So work in progress!
So, if we summarize our path towards leather, we can say the following things:
- In our opinion, leather is still the most efficient material for a child's shoe and no other artificial material can copy its natural properties and resistance.
- It is impossible to guarantee a breeding without animal suffering, but we think that in the short term, favoring the development of small farms at the expense of intensive breeding is the best strategy. We also think that buying European leather, where the press and animal rights associations can work freely, are the complements of a regulation in this matter, while waiting for a more official traceability.
- It is our responsibility to involve our suppliers, to make them aware and to push them to clarify their supply chain.
- Livestock farming consumes a lot of water and contributes to greenhouse gases, but much less in Europe. This effect is further mitigated by the durability of leather compared to textiles.
- Finally, all other materials depend on petrochemicals because they need polyurethane, even vegetable leathers. The latter are also based on a high-tech model that seems to us to be less beneficial to the community than the traditional European low-tech model of tanning, which favors a more local and human-sized economy

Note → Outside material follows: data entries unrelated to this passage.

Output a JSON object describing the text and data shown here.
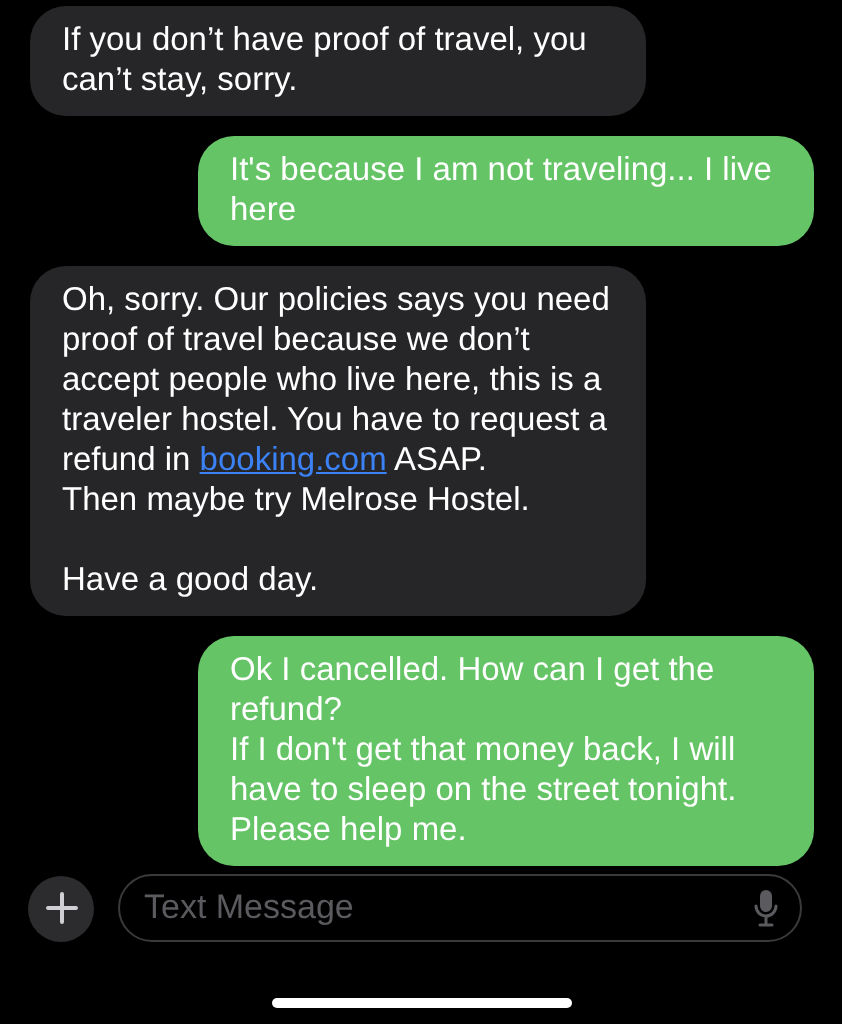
{
  "messages": [
    {
      "kind": "received",
      "parts": [
        {
          "kind": "text",
          "text": "If you don’t have proof of travel, you can’t stay, sorry."
        }
      ]
    },
    {
      "kind": "sent",
      "parts": [
        {
          "kind": "text",
          "text": "It's because I am not traveling... I live here"
        }
      ]
    },
    {
      "kind": "received",
      "parts": [
        {
          "kind": "text",
          "text": "Oh, sorry. Our policies says you need proof of travel because we don’t accept people who live here, this is a traveler hostel. You have to request a refund in "
        },
        {
          "kind": "link",
          "text": "booking.com"
        },
        {
          "kind": "text",
          "text": " ASAP.\nThen maybe try Melrose Hostel.\n\nHave a good day."
        }
      ]
    },
    {
      "kind": "sent",
      "parts": [
        {
          "kind": "text",
          "text": "Ok I cancelled. How can I get the refund?\nIf I don't get that money back, I will have to sleep on the street tonight.\nPlease help me."
        }
      ]
    }
  ],
  "composer": {
    "placeholder": "Text Message"
  }
}
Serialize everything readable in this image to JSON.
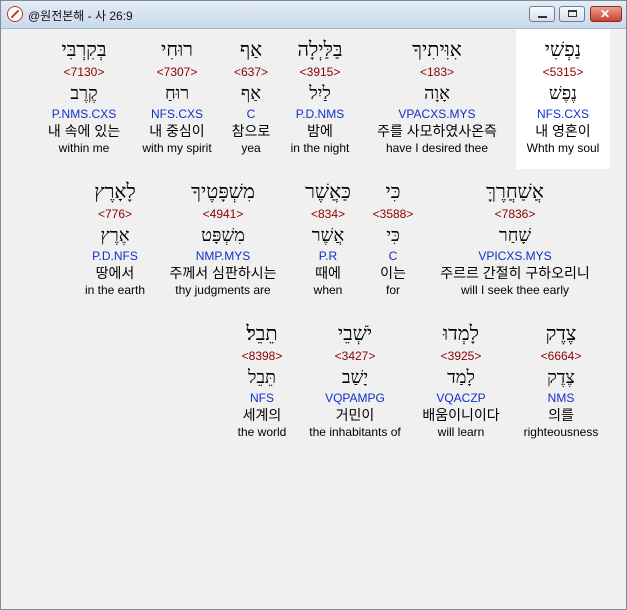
{
  "window": {
    "title": "@원전본해 - 사 26:9"
  },
  "rows": [
    [
      {
        "heb": "בְּקִרְבִּי",
        "num": "<7130>",
        "root": "קֶרֶב",
        "parse": "P.NMS.CXS",
        "kor": "내 속에 있는",
        "eng": "within me"
      },
      {
        "heb": "רוּחִי",
        "num": "<7307>",
        "root": "רוּחַ",
        "parse": "NFS.CXS",
        "kor": "내 중심이",
        "eng": "with my spirit"
      },
      {
        "heb": "אַף",
        "num": "<637>",
        "root": "אַף",
        "parse": "C",
        "kor": "참으로",
        "eng": "yea"
      },
      {
        "heb": "בַּלַּיְלָה",
        "num": "<3915>",
        "root": "לַיִל",
        "parse": "P.D.NMS",
        "kor": "밤에",
        "eng": "in the night"
      },
      {
        "heb": "אִוִּיתִיךָ",
        "num": "<183>",
        "root": "אָוָה",
        "parse": "VPACXS.MYS",
        "kor": "주를 사모하였사온즉",
        "eng": "have I desired thee"
      },
      {
        "heb": "נַפְשִׁי",
        "num": "<5315>",
        "root": "נֶפֶשׁ",
        "parse": "NFS.CXS",
        "kor": "내 영혼이",
        "eng": "Whth my soul"
      }
    ],
    [
      {
        "heb": "לָאָרֶץ",
        "num": "<776>",
        "root": "אֶרֶץ",
        "parse": "P.D.NFS",
        "kor": "땅에서",
        "eng": "in the earth"
      },
      {
        "heb": "מִשְׁפָּטֶיךָ",
        "num": "<4941>",
        "root": "מִשְׁפָּט",
        "parse": "NMP.MYS",
        "kor": "주께서 심판하시는",
        "eng": "thy judgments are"
      },
      {
        "heb": "כַּאֲשֶׁר",
        "num": "<834>",
        "root": "אֲשֶׁר",
        "parse": "P.R",
        "kor": "때에",
        "eng": "when"
      },
      {
        "heb": "כִּי",
        "num": "<3588>",
        "root": "כִּי",
        "parse": "C",
        "kor": "이는",
        "eng": "for"
      },
      {
        "heb": "אֲשַׁחֲרֶךָּ",
        "num": "<7836>",
        "root": "שָׁחַר",
        "parse": "VPICXS.MYS",
        "kor": "주르르 간절히 구하오리니",
        "eng": "will I seek thee early"
      }
    ],
    [
      {
        "heb": "תֵבֵל׃",
        "num": "<8398>",
        "root": "תֵּבֵל",
        "parse": "NFS",
        "kor": "세계의",
        "eng": "the world"
      },
      {
        "heb": "יֹשְׁבֵי",
        "num": "<3427>",
        "root": "יָשַׁב",
        "parse": "VQPAMPG",
        "kor": "거민이",
        "eng": "the inhabitants of"
      },
      {
        "heb": "לָמְדוּ",
        "num": "<3925>",
        "root": "לָמַד",
        "parse": "VQACZP",
        "kor": "배움이니이다",
        "eng": "will learn"
      },
      {
        "heb": "צֶדֶק",
        "num": "<6664>",
        "root": "צֶדֶק",
        "parse": "NMS",
        "kor": "의를",
        "eng": "righteousness"
      }
    ]
  ]
}
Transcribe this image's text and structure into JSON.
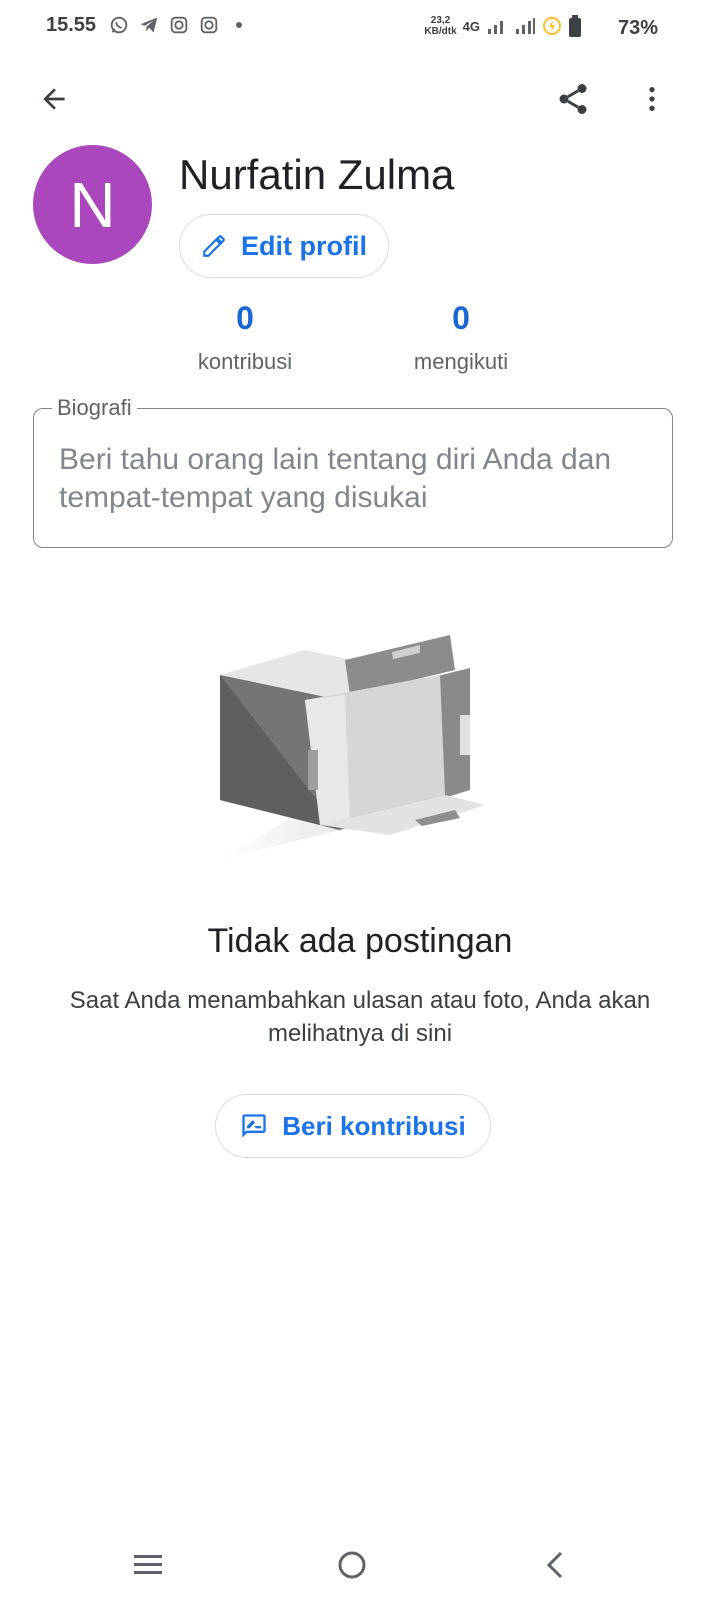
{
  "status_bar": {
    "time": "15.55",
    "network_speed_value": "23,2",
    "network_speed_unit": "KB/dtk",
    "network_type": "4G",
    "battery_percent": "73%"
  },
  "profile": {
    "avatar_letter": "N",
    "avatar_color": "#ab47bc",
    "name": "Nurfatin Zulma",
    "edit_button_label": "Edit profil"
  },
  "stats": [
    {
      "value": "0",
      "label": "kontribusi"
    },
    {
      "value": "0",
      "label": "mengikuti"
    }
  ],
  "bio": {
    "label": "Biografi",
    "placeholder": "Beri tahu orang lain tentang diri Anda dan tempat-tempat yang disukai"
  },
  "empty_state": {
    "title": "Tidak ada postingan",
    "description": "Saat Anda menambahkan ulasan atau foto, Anda akan melihatnya di sini",
    "button_label": "Beri kontribusi"
  },
  "icons": {
    "back": "arrow-back-icon",
    "share": "share-icon",
    "more": "more-vert-icon",
    "edit": "pencil-icon",
    "contribute": "rate-review-icon",
    "nav_recents": "recents-icon",
    "nav_home": "home-icon",
    "nav_back": "nav-back-icon"
  },
  "colors": {
    "accent": "#1a73e8",
    "stat_value": "#1967d2"
  }
}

Conclusion: yes to traced leather, of European origin only, while keeping a wide open eye on future vegetable developments that we hope will be more resistant, less high-tech and not dependent on petrochemistry!